Dave McCarthy talks health and game monetization.
Video games and the habits they inspire have been looked at with a closer magnifying glass over the last few years. A lot of that stems from the controversies of loot boxes and whether or not they qualify as gambling, something that’s being looked at in various countries. But looking beyond that, there’s something else more basic and raw there: the issue of addiction.
You may not be aware, but this week the World Health Organisation will discuss putting Gaming Disorder to its list of official diseases, being defined as a disease where people become so hooked to video games they can’t function properly. While that doesn’t carry any legally binding consequences, doing so would be a big statement and signal to various governing bodies in regards to regulation of the industry who use the WHO as a standard bearer for health related issues.
Largely the industry has ignored or dismissed the issue. In fact, there’s very little talk about it from within at all. Someone who has spoken up a little more lately is the Xbox Head Of Operations Dave McCarthy.

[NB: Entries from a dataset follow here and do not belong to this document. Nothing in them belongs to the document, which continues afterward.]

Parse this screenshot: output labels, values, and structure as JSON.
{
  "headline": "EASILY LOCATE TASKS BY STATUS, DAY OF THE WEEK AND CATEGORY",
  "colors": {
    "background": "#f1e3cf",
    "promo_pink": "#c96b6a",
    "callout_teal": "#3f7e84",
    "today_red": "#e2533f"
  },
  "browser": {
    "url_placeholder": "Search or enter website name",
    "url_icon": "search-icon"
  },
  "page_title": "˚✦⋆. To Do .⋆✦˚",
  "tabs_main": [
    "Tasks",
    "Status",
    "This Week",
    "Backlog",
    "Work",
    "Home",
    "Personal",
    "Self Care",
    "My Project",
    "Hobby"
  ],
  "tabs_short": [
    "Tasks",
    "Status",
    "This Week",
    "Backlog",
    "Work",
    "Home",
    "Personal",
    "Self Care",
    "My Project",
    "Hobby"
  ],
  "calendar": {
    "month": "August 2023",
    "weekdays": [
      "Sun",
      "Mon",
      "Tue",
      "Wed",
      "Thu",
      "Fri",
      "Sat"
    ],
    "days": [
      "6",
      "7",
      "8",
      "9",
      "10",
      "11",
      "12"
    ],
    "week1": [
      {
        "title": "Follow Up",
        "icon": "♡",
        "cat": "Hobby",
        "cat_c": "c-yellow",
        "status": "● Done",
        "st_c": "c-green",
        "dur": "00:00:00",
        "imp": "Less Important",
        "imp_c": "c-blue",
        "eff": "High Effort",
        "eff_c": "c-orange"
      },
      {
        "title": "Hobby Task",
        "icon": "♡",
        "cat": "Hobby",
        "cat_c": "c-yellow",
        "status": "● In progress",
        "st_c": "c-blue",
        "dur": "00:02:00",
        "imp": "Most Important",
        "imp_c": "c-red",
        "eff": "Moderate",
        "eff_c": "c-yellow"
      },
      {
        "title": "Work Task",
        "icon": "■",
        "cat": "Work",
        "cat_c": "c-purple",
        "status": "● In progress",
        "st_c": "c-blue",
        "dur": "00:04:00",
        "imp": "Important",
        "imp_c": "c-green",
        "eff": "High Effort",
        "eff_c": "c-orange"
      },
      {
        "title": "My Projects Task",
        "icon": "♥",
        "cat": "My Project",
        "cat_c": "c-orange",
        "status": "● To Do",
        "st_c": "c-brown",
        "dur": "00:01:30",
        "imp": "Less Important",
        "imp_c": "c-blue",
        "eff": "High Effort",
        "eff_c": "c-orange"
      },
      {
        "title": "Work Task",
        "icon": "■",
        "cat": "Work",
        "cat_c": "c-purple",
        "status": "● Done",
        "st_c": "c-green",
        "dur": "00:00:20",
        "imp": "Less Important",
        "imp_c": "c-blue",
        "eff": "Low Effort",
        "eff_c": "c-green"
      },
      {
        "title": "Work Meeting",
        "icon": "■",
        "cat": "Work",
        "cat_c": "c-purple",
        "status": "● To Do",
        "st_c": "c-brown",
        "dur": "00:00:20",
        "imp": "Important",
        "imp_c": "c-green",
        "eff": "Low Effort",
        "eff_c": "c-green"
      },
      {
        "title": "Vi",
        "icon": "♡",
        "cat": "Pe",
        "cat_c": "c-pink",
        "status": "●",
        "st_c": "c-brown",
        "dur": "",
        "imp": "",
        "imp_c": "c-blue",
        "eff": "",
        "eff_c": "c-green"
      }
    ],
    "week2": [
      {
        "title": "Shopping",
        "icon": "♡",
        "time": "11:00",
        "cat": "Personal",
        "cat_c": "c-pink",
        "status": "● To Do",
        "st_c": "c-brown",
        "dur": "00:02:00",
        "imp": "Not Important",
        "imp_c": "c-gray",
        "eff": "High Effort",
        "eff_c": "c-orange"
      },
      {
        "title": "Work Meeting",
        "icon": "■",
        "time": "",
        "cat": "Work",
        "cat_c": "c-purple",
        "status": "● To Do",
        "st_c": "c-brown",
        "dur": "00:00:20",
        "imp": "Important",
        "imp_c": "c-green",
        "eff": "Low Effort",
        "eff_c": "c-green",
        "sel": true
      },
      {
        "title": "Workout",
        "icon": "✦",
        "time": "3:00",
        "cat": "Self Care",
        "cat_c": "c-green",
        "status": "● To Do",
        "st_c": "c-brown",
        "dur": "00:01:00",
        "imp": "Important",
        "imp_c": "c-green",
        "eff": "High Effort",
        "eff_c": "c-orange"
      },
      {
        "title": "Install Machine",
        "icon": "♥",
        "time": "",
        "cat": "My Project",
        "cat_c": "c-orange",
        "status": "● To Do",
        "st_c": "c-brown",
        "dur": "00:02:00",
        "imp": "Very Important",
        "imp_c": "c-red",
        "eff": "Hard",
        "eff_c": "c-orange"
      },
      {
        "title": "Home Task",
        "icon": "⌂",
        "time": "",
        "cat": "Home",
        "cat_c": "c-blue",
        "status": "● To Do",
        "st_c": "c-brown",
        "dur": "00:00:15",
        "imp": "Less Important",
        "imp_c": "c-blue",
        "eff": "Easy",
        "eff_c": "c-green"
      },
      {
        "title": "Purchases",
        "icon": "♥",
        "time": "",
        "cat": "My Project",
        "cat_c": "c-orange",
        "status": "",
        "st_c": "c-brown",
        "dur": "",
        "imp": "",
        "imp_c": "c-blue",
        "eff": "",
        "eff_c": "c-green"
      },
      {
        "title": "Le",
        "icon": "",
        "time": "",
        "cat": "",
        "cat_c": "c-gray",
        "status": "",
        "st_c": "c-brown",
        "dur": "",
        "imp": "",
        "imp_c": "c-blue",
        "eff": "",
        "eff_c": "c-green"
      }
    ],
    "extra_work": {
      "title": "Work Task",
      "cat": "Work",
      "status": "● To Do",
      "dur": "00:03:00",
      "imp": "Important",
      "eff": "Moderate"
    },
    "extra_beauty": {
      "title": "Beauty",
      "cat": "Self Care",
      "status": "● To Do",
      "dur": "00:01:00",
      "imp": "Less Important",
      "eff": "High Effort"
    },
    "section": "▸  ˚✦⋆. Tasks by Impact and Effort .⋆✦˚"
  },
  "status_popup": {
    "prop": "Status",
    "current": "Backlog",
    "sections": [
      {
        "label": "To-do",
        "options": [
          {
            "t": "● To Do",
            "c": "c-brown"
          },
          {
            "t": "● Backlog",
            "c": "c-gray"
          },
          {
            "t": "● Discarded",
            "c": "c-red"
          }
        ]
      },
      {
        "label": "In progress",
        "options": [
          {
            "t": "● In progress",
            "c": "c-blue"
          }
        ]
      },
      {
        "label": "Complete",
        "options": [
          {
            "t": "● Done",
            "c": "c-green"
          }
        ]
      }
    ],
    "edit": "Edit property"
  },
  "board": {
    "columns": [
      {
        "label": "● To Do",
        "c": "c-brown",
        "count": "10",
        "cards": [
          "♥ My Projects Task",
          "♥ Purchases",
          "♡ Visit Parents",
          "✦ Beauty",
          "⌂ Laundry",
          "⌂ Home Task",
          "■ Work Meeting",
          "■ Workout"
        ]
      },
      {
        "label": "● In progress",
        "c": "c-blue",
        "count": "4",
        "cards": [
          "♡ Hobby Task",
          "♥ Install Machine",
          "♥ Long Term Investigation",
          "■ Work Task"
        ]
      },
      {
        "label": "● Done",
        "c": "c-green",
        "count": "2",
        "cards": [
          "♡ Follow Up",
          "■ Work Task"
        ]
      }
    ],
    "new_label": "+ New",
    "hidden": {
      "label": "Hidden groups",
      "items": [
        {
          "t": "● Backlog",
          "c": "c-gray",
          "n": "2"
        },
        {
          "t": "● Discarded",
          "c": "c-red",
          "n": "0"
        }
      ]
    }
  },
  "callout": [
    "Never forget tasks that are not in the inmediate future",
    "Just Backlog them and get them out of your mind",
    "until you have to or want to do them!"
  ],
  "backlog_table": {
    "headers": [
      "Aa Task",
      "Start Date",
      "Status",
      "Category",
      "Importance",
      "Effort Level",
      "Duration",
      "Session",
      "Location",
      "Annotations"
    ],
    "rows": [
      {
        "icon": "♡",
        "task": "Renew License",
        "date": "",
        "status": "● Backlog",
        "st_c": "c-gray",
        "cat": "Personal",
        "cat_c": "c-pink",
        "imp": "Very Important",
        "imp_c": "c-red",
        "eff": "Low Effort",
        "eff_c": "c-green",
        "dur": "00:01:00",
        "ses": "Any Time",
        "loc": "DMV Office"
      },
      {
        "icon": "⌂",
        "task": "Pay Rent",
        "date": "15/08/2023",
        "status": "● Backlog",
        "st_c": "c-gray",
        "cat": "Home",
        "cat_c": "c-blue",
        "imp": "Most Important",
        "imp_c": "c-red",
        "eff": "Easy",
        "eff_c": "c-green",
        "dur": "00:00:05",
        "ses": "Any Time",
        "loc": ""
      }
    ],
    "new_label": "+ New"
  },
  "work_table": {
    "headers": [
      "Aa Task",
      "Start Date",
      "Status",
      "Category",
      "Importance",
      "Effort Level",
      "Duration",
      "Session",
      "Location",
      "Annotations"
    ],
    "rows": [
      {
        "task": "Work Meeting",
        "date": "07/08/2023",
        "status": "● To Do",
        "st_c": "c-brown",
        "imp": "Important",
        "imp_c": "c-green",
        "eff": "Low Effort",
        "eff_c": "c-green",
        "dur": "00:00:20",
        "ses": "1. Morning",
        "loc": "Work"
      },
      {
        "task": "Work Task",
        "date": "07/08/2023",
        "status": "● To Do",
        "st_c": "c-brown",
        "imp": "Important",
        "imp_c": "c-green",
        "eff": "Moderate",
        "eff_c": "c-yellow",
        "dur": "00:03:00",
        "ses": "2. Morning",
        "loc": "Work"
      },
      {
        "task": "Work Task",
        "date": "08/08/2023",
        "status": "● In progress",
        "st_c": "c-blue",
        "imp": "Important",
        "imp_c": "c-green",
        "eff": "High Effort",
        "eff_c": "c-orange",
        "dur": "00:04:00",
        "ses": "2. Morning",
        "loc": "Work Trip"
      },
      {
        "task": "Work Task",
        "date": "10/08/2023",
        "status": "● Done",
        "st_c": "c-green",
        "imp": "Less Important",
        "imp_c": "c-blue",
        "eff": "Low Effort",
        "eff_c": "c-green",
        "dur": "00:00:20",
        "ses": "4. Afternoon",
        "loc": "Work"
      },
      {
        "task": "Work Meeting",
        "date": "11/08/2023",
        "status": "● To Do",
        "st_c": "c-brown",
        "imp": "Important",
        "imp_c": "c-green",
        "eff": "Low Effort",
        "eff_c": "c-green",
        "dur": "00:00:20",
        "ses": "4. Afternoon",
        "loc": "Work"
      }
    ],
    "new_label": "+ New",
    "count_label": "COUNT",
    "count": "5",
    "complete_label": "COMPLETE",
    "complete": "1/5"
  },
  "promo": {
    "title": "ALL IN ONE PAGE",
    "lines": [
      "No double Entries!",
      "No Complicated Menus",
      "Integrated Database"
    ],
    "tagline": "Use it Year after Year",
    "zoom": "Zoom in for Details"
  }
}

In an interview with GamesIndustry.biz, McCarthy talks about several of these issues posed by health organizations and governments. He says that Microsoft and the Xbox brand are focusing on the health of the players, talking of new parental features that parents can utilize for their kids, new tools to block offensive images, and new steps toward online moderation. While he stops short of tackling the issue of addiction head on, he does acknowledge there’s a real importance to moderating time spend playing, and wants people to set limits when they need to. He sees it as a choice, though, and not something anyone should directly enforce.
“We have to be clear in our stance that we do believe a balanced approach to a gaming lifestyle is key,” McCarthy says. “We need to state that’s a value of ours. It is reflected right now in the parental settings and the family controls. We’re exploring the idea over whether we would apply those more broadly across our ecosystem.
“I go back to user choice. When we do that on Xbox, and this is something Phil has been really effective at in his role, is centring us on the gamer, and how choice is key for all that on Xbox. Choice around screen time, choice around the content that I want to play, choice around the services I want to have… And I think that is going to remain our philosophy, versus telling people they need to go in this direction. It’s more about giving people the tools to enable them.”
While we haven’t seen much of Microsoft on this front in particular, they strides they’ve been making in terms of inclusivity and player health, even with things that are tangentially related, haven’t gone unnoticed- from their adaptive controllers, to even something as small as setting new guidelines and actually trying to bring them to public attention. Let’s hope it continues, and to a greater degree.